There are some interesting differences between Evangelicals in the US and UK. It’s not that there aren’t also similarities (especially more recently), but US fundies always seemed way more right wing than the ones I knew closer to home. UK Evangelicals and other nonconformists (including Quakers and Unitarians) have historically had quite a large presence in the left wing. In the 19th century they were often members of the Liberal Party and were instrumental in the early Labour Party (apparently it adopted more of the nonconformist spirit than its policies, but the contribution was still significant). The first editor of the New Statesman was the son of a Congregational minister (later Unitarian) and claims to have learned a lot about passive resistance from nonconformists. Prison reform was pioneered by people like John Howard (a Calvinist) and Elizabeth Fry (a Quaker). This is an account of my g. g. g. grandparents, once removed (Mr. and Mrs. W. S. Aldis):

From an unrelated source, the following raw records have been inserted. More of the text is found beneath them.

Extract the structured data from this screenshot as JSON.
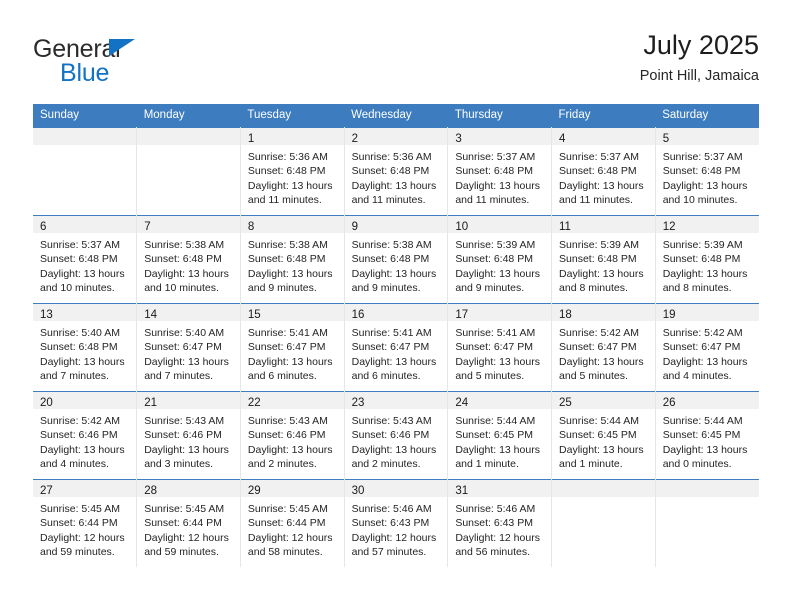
{
  "brand": {
    "line1": "General",
    "line2": "Blue",
    "triangle_color": "#1472c4",
    "text_color": "#2b2b2b"
  },
  "header": {
    "title": "July 2025",
    "subtitle": "Point Hill, Jamaica"
  },
  "theme": {
    "header_bg": "#3c7cbf",
    "header_text": "#ffffff",
    "daynum_band_bg": "#f1f1f1",
    "cell_bg": "#ffffff",
    "row_divider": "#3c7cbf",
    "col_divider": "#e6e6e6"
  },
  "weekday_headers": [
    "Sunday",
    "Monday",
    "Tuesday",
    "Wednesday",
    "Thursday",
    "Friday",
    "Saturday"
  ],
  "weeks": [
    [
      {
        "day": "",
        "empty": true,
        "sunrise": "",
        "sunset": "",
        "daylight_line1": "",
        "daylight_line2": ""
      },
      {
        "day": "",
        "empty": true,
        "sunrise": "",
        "sunset": "",
        "daylight_line1": "",
        "daylight_line2": ""
      },
      {
        "day": "1",
        "sunrise": "Sunrise: 5:36 AM",
        "sunset": "Sunset: 6:48 PM",
        "daylight_line1": "Daylight: 13 hours",
        "daylight_line2": "and 11 minutes."
      },
      {
        "day": "2",
        "sunrise": "Sunrise: 5:36 AM",
        "sunset": "Sunset: 6:48 PM",
        "daylight_line1": "Daylight: 13 hours",
        "daylight_line2": "and 11 minutes."
      },
      {
        "day": "3",
        "sunrise": "Sunrise: 5:37 AM",
        "sunset": "Sunset: 6:48 PM",
        "daylight_line1": "Daylight: 13 hours",
        "daylight_line2": "and 11 minutes."
      },
      {
        "day": "4",
        "sunrise": "Sunrise: 5:37 AM",
        "sunset": "Sunset: 6:48 PM",
        "daylight_line1": "Daylight: 13 hours",
        "daylight_line2": "and 11 minutes."
      },
      {
        "day": "5",
        "sunrise": "Sunrise: 5:37 AM",
        "sunset": "Sunset: 6:48 PM",
        "daylight_line1": "Daylight: 13 hours",
        "daylight_line2": "and 10 minutes."
      }
    ],
    [
      {
        "day": "6",
        "sunrise": "Sunrise: 5:37 AM",
        "sunset": "Sunset: 6:48 PM",
        "daylight_line1": "Daylight: 13 hours",
        "daylight_line2": "and 10 minutes."
      },
      {
        "day": "7",
        "sunrise": "Sunrise: 5:38 AM",
        "sunset": "Sunset: 6:48 PM",
        "daylight_line1": "Daylight: 13 hours",
        "daylight_line2": "and 10 minutes."
      },
      {
        "day": "8",
        "sunrise": "Sunrise: 5:38 AM",
        "sunset": "Sunset: 6:48 PM",
        "daylight_line1": "Daylight: 13 hours",
        "daylight_line2": "and 9 minutes."
      },
      {
        "day": "9",
        "sunrise": "Sunrise: 5:38 AM",
        "sunset": "Sunset: 6:48 PM",
        "daylight_line1": "Daylight: 13 hours",
        "daylight_line2": "and 9 minutes."
      },
      {
        "day": "10",
        "sunrise": "Sunrise: 5:39 AM",
        "sunset": "Sunset: 6:48 PM",
        "daylight_line1": "Daylight: 13 hours",
        "daylight_line2": "and 9 minutes."
      },
      {
        "day": "11",
        "sunrise": "Sunrise: 5:39 AM",
        "sunset": "Sunset: 6:48 PM",
        "daylight_line1": "Daylight: 13 hours",
        "daylight_line2": "and 8 minutes."
      },
      {
        "day": "12",
        "sunrise": "Sunrise: 5:39 AM",
        "sunset": "Sunset: 6:48 PM",
        "daylight_line1": "Daylight: 13 hours",
        "daylight_line2": "and 8 minutes."
      }
    ],
    [
      {
        "day": "13",
        "sunrise": "Sunrise: 5:40 AM",
        "sunset": "Sunset: 6:48 PM",
        "daylight_line1": "Daylight: 13 hours",
        "daylight_line2": "and 7 minutes."
      },
      {
        "day": "14",
        "sunrise": "Sunrise: 5:40 AM",
        "sunset": "Sunset: 6:47 PM",
        "daylight_line1": "Daylight: 13 hours",
        "daylight_line2": "and 7 minutes."
      },
      {
        "day": "15",
        "sunrise": "Sunrise: 5:41 AM",
        "sunset": "Sunset: 6:47 PM",
        "daylight_line1": "Daylight: 13 hours",
        "daylight_line2": "and 6 minutes."
      },
      {
        "day": "16",
        "sunrise": "Sunrise: 5:41 AM",
        "sunset": "Sunset: 6:47 PM",
        "daylight_line1": "Daylight: 13 hours",
        "daylight_line2": "and 6 minutes."
      },
      {
        "day": "17",
        "sunrise": "Sunrise: 5:41 AM",
        "sunset": "Sunset: 6:47 PM",
        "daylight_line1": "Daylight: 13 hours",
        "daylight_line2": "and 5 minutes."
      },
      {
        "day": "18",
        "sunrise": "Sunrise: 5:42 AM",
        "sunset": "Sunset: 6:47 PM",
        "daylight_line1": "Daylight: 13 hours",
        "daylight_line2": "and 5 minutes."
      },
      {
        "day": "19",
        "sunrise": "Sunrise: 5:42 AM",
        "sunset": "Sunset: 6:47 PM",
        "daylight_line1": "Daylight: 13 hours",
        "daylight_line2": "and 4 minutes."
      }
    ],
    [
      {
        "day": "20",
        "sunrise": "Sunrise: 5:42 AM",
        "sunset": "Sunset: 6:46 PM",
        "daylight_line1": "Daylight: 13 hours",
        "daylight_line2": "and 4 minutes."
      },
      {
        "day": "21",
        "sunrise": "Sunrise: 5:43 AM",
        "sunset": "Sunset: 6:46 PM",
        "daylight_line1": "Daylight: 13 hours",
        "daylight_line2": "and 3 minutes."
      },
      {
        "day": "22",
        "sunrise": "Sunrise: 5:43 AM",
        "sunset": "Sunset: 6:46 PM",
        "daylight_line1": "Daylight: 13 hours",
        "daylight_line2": "and 2 minutes."
      },
      {
        "day": "23",
        "sunrise": "Sunrise: 5:43 AM",
        "sunset": "Sunset: 6:46 PM",
        "daylight_line1": "Daylight: 13 hours",
        "daylight_line2": "and 2 minutes."
      },
      {
        "day": "24",
        "sunrise": "Sunrise: 5:44 AM",
        "sunset": "Sunset: 6:45 PM",
        "daylight_line1": "Daylight: 13 hours",
        "daylight_line2": "and 1 minute."
      },
      {
        "day": "25",
        "sunrise": "Sunrise: 5:44 AM",
        "sunset": "Sunset: 6:45 PM",
        "daylight_line1": "Daylight: 13 hours",
        "daylight_line2": "and 1 minute."
      },
      {
        "day": "26",
        "sunrise": "Sunrise: 5:44 AM",
        "sunset": "Sunset: 6:45 PM",
        "daylight_line1": "Daylight: 13 hours",
        "daylight_line2": "and 0 minutes."
      }
    ],
    [
      {
        "day": "27",
        "sunrise": "Sunrise: 5:45 AM",
        "sunset": "Sunset: 6:44 PM",
        "daylight_line1": "Daylight: 12 hours",
        "daylight_line2": "and 59 minutes."
      },
      {
        "day": "28",
        "sunrise": "Sunrise: 5:45 AM",
        "sunset": "Sunset: 6:44 PM",
        "daylight_line1": "Daylight: 12 hours",
        "daylight_line2": "and 59 minutes."
      },
      {
        "day": "29",
        "sunrise": "Sunrise: 5:45 AM",
        "sunset": "Sunset: 6:44 PM",
        "daylight_line1": "Daylight: 12 hours",
        "daylight_line2": "and 58 minutes."
      },
      {
        "day": "30",
        "sunrise": "Sunrise: 5:46 AM",
        "sunset": "Sunset: 6:43 PM",
        "daylight_line1": "Daylight: 12 hours",
        "daylight_line2": "and 57 minutes."
      },
      {
        "day": "31",
        "sunrise": "Sunrise: 5:46 AM",
        "sunset": "Sunset: 6:43 PM",
        "daylight_line1": "Daylight: 12 hours",
        "daylight_line2": "and 56 minutes."
      },
      {
        "day": "",
        "empty": true,
        "sunrise": "",
        "sunset": "",
        "daylight_line1": "",
        "daylight_line2": ""
      },
      {
        "day": "",
        "empty": true,
        "sunrise": "",
        "sunset": "",
        "daylight_line1": "",
        "daylight_line2": ""
      }
    ]
  ]
}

Apparently there was a later petition, but by all accounts they were the first to petition for a change. W. S. Aldis won the Tripos (mathematics test) in his year, and was one of two Baptists and a Jew (who was a close friend of the family) whose success led to the abolishing of the religious tests in Cambridge and Oxford. They were both the children of Baptist ministers, and his mother was described as highly intellectual. They combined surnames when they got married, and he supported her scientific study (astronomy). When I was told about my roots as a Baptist by my parents, the implication was that good Christians were also active SJWs (albeit within a particular religious framework).
Obviously along with this there were a lot of less progressive or overly moralistic elements (W. S. Aldis ended up being dismissed from an academic post because of his outspoken and uncompromising social and moral positions, particularly on drinking), but I would say that this legacy has coloured the more historically-minded UK Evangelicals. I got the impression that while many didn’t approve of the more liberal theology, Unitarians and Quakers were seen more as ideological cousins, particularly from a social perspective. I’m not sure whether that translated into a lasting relationship though; I suspect not. It’s interesting to see how particular sects interact with their world, especially when they are in the position of an underprivileged minority in a country compared to a large and politically powerful group in a country that adopted key nonconformist positions like separation of church and state. I suppose in America, Evangelicals had no nonconformist connection with other minority religious groups like Unitarians and Quakers, since there’s no established church.